Senate chose to spend some of the reserve money on one-time funding because many student organizations saw dramatic declines in funding after the February LDPB budget process.

A motion was introduced at the April 4 Senate meeting for final one-time funding requests, and will be put to a vote at the April 11 meeting.

“The remaining $45,000 is to be held for an unforeseen emergency, and in the event one does not occur, carried over to the next academic year, with any interest earned in the account remaining there and with the students,” Koski said.

Senate has control over the reserve, and generally holds between $45,000 and $50,000 as a safety net, said Mary Halada, vice chancellor of administration and finance.

“The intent of this reserve is for student organizational purposes,” Halada said.

While student organizations typically aren’t allowed to carry over any funding to prepare for emergency situations the next academic year, Senate can keep money in the reserve indefinitely.

“It’s really a philosophical decision,” Halada said, adding that, even when held over, the reserve is still money for student organizations. “They’re looking at it from the aggregate. One could assume that they [Senate] will be there to back you up.”

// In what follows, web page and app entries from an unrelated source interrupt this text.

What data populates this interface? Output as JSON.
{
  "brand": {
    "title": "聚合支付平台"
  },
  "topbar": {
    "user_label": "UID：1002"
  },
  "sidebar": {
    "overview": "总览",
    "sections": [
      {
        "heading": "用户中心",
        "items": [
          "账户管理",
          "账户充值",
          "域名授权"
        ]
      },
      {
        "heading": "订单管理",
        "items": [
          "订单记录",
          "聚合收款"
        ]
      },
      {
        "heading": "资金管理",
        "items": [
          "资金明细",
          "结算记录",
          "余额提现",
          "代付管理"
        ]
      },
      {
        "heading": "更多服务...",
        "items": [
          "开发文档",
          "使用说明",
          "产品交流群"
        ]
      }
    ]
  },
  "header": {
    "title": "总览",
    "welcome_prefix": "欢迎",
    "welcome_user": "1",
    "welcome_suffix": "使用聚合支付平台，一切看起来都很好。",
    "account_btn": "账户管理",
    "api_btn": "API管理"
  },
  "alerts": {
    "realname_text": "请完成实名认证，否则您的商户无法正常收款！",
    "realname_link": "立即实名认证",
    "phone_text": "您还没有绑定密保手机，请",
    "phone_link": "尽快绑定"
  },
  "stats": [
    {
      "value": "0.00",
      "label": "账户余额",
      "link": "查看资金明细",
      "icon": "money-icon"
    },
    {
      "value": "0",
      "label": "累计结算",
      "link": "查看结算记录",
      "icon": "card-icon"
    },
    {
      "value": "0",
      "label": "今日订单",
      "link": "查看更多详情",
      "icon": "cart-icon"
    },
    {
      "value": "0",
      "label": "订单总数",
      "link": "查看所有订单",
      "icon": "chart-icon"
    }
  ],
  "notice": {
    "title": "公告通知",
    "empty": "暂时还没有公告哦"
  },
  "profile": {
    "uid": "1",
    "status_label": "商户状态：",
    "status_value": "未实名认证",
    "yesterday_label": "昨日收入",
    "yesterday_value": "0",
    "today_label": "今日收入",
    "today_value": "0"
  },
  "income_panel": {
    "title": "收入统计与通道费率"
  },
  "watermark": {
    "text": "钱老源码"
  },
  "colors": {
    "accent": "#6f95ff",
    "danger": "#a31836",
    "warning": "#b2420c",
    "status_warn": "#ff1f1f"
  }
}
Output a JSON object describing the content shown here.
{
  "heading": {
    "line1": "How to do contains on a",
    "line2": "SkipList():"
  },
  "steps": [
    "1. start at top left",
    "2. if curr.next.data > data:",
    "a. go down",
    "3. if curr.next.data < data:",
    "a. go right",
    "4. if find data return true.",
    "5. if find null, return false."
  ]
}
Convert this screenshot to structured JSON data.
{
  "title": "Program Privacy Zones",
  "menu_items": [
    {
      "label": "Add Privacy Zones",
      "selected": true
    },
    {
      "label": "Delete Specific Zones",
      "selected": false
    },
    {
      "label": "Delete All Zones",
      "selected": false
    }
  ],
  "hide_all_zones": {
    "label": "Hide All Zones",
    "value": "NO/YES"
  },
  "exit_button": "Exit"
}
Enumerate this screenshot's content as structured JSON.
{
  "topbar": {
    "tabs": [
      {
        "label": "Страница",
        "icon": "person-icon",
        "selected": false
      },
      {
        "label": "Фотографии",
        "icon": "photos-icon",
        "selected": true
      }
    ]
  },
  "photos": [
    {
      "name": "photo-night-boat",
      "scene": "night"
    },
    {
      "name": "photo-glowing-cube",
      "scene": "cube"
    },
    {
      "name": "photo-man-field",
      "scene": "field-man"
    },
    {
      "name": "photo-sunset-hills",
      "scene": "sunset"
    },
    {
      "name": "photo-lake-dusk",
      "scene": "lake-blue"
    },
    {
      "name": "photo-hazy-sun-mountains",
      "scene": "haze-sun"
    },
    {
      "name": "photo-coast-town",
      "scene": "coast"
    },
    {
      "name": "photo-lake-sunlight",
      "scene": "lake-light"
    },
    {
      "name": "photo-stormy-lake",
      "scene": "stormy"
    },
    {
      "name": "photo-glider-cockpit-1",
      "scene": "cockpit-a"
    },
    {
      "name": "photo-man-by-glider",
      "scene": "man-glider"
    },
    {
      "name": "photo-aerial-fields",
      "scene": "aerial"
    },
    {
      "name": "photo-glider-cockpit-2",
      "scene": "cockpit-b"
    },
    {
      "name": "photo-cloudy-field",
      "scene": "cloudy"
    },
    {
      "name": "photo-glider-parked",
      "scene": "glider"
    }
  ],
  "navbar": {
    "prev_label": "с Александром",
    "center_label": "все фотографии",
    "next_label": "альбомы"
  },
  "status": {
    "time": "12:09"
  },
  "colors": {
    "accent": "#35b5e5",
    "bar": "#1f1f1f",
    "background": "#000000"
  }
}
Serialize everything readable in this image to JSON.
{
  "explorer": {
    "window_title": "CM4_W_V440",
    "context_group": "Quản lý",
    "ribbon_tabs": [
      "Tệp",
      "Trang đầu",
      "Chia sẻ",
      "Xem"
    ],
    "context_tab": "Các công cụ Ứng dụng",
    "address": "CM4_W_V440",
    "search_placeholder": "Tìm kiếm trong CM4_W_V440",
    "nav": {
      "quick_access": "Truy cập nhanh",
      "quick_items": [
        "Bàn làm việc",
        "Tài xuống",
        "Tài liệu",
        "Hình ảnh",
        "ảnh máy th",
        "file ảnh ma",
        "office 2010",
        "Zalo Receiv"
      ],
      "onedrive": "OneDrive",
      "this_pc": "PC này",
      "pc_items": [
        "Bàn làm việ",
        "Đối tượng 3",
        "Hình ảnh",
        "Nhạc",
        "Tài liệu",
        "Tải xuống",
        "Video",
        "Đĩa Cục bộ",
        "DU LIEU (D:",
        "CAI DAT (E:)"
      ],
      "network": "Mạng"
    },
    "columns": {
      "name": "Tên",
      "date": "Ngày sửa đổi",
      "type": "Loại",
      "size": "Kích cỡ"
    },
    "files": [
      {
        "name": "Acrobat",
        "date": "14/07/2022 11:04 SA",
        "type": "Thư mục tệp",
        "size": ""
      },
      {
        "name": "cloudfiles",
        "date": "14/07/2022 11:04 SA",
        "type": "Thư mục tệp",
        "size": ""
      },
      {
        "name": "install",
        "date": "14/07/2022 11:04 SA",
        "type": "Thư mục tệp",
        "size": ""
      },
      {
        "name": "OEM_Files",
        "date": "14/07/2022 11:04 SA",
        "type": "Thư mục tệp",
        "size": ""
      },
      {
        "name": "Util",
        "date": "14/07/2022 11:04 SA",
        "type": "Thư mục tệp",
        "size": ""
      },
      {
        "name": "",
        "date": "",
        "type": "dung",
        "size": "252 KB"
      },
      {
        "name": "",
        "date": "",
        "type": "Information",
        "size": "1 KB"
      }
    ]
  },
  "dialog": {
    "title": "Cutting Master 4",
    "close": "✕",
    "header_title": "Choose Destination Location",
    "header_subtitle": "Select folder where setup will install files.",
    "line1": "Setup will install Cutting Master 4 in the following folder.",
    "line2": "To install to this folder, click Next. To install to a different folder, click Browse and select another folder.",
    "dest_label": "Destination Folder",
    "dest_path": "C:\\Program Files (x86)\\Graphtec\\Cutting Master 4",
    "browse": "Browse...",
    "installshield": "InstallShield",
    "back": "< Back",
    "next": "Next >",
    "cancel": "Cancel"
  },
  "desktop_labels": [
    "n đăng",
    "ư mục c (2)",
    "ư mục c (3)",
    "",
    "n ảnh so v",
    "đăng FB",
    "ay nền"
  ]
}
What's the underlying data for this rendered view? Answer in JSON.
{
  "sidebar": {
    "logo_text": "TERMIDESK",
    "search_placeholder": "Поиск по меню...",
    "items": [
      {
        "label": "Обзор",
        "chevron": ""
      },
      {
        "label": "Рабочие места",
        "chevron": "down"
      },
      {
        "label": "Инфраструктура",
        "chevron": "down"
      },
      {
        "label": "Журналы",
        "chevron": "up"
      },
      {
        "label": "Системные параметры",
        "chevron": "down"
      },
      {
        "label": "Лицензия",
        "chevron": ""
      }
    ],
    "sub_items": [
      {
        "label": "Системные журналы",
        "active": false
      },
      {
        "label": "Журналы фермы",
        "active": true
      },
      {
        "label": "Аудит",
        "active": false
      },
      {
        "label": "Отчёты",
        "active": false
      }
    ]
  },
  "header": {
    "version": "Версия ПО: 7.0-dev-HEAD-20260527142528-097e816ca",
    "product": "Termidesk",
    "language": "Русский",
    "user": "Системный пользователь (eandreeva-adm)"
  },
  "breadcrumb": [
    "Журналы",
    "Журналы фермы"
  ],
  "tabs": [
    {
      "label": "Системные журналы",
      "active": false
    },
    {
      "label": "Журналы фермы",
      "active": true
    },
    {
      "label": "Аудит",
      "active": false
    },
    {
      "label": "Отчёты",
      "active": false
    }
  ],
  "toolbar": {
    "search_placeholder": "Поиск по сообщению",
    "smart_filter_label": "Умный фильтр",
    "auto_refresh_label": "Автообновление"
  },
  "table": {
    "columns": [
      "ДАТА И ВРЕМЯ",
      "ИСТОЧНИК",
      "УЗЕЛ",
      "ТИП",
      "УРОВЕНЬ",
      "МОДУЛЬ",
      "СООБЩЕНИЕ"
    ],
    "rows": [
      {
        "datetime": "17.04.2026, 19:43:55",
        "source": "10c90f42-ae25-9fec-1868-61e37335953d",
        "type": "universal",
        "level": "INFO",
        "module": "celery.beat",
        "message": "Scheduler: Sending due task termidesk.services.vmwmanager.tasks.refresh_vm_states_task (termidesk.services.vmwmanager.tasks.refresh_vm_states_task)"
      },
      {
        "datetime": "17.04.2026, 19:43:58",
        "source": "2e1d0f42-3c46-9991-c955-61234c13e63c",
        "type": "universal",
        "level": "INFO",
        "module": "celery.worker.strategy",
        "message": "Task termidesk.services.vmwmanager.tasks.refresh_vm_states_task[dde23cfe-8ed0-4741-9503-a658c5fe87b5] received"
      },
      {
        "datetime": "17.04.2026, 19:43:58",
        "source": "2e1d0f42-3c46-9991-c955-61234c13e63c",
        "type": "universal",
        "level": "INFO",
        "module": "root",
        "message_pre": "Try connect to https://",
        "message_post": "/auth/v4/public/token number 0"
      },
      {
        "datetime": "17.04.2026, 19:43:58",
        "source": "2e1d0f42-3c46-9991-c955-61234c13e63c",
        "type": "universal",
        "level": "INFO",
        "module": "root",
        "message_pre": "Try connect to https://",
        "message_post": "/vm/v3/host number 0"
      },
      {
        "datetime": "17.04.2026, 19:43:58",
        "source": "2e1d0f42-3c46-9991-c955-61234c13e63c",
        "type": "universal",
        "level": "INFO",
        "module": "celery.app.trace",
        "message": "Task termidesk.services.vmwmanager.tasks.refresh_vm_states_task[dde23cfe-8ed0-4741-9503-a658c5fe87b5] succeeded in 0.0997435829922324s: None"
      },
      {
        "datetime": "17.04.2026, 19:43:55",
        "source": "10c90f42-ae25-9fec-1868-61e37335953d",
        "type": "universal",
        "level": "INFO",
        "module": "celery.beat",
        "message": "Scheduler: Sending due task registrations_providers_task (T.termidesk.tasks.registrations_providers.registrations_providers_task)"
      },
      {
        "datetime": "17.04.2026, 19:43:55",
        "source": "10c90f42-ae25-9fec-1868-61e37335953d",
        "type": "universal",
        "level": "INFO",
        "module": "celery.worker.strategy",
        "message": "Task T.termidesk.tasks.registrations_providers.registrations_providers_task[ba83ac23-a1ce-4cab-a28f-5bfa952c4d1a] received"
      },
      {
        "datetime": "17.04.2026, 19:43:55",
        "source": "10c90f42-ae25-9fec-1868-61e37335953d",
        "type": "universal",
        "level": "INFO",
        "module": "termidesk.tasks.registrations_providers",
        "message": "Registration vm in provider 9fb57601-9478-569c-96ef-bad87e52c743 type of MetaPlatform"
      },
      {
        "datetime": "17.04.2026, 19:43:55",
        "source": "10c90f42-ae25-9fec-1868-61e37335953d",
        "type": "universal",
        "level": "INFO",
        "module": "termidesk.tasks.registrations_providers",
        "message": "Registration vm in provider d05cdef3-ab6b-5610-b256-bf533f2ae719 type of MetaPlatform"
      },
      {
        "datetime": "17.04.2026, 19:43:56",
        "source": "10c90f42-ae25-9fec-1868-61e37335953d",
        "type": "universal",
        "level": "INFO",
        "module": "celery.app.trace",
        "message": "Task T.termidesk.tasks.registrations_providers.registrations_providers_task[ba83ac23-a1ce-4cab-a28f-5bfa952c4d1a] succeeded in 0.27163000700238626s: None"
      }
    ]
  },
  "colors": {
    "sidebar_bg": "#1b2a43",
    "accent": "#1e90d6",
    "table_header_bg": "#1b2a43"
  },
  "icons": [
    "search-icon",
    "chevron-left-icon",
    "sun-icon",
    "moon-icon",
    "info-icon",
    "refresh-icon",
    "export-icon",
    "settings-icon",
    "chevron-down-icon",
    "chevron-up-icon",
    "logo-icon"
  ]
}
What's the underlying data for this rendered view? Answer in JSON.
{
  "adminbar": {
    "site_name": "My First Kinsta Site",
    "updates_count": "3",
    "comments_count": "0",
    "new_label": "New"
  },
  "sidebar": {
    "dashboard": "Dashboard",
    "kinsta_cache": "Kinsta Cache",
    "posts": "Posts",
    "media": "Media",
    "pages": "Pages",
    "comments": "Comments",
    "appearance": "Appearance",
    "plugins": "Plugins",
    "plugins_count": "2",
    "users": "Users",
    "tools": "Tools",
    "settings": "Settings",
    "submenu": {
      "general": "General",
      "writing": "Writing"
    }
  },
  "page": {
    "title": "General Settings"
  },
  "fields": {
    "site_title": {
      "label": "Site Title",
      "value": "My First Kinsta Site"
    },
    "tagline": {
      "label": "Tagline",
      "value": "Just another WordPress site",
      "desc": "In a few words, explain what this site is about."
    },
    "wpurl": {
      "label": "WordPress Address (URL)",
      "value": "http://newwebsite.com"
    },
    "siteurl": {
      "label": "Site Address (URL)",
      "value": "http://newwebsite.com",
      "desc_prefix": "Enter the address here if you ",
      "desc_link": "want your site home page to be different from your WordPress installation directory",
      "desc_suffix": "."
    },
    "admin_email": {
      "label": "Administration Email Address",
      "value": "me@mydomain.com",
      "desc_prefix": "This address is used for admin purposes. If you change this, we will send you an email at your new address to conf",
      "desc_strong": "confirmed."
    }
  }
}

Since there is so much money left in the reserve account, it’s natural to wonder why student segregated fees aren’t decreased, or why the money isn’t allocated elsewhere – like the athletic department, which is experiencing financial problems.

“It’s for emergencies and flexibility,” Halada said. “It’s good to carry a balance – we want to be able to keep student fees about the same.”